  20. BBC: "Events mark Waltham Forest becoming Borough of Culture"
  21. "English Partnerships: A residuary body for Housing Action Trusts". Archived from the original on 5 January 2008. Retrieved 3 March 2007.CS1 maint: bot: original URL status unknown (link)
  22. "Ascham Homes performance worsens". Waltham Forest Guardian. 24 May 2010. Archived from the original on 26 May 2010. Retrieved 1 May 2012.
  23. "Missiles could be deployed at six sites during Olympics, MOD confirm". Daily Telegraph. 1 May 2012. Retrieved 1 May 2012.
  24. Koscielak, Kasia. "News - Leyton Sixth Form achieves Investors in People Gold Award". Archived from the original on 26 August 2014. Retrieved 27 September 2014.
  25. "College named best in London for sport". East London and West Essex Guardian Series.
  26. "Further Education (Hansard, 6 June 1991)".
  27. "About Enjoy Waltham Forest | Enjoy Waltham Forest". Retrieved 14 July 2020.

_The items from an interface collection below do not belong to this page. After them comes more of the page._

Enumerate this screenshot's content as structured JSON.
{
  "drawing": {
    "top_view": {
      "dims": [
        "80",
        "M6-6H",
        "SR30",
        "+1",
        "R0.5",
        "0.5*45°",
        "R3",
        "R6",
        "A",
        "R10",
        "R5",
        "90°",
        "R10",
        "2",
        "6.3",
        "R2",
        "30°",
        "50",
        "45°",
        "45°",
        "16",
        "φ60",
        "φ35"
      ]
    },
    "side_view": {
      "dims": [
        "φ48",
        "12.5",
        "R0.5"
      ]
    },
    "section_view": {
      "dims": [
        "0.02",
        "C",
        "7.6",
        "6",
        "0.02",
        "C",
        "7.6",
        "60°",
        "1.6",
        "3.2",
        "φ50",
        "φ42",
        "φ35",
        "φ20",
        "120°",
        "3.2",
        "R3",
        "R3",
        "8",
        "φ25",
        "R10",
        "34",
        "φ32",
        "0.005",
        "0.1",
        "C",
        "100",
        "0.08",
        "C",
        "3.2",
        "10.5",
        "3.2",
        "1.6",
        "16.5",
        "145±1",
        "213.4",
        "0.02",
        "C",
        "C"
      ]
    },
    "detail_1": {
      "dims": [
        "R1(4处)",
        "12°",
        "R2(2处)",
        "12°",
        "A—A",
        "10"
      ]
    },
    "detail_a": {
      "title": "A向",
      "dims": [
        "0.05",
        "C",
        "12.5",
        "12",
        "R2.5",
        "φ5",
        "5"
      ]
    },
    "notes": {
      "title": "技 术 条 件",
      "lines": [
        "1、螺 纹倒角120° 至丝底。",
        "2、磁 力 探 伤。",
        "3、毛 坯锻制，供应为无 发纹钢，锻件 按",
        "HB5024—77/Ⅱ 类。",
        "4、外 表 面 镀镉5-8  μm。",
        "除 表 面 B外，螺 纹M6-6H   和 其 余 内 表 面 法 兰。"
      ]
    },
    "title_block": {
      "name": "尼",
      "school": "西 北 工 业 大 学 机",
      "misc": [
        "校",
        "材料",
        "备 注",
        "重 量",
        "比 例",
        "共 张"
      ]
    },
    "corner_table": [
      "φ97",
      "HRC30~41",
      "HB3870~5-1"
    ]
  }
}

  28. "2011 Census: QS701EW Method of travel to work, local authorities in England and Wales". Office for National Statistics. Retrieved 23 November 2013. Percentages are of all residents aged 16-74 including those not in employment. Respondents could only pick one mode, specified as the journey’s longest part by distance.
  29. "The Met to Merge Newham & Waltham Forest police forces".
  30. 1 2 "Town twinning". Waltham Forest Council. Retrieved 7 November 2017.

Coordinates: 51°34′N0°02′W / 51.567°N 0.033°W / 51.567; -0.033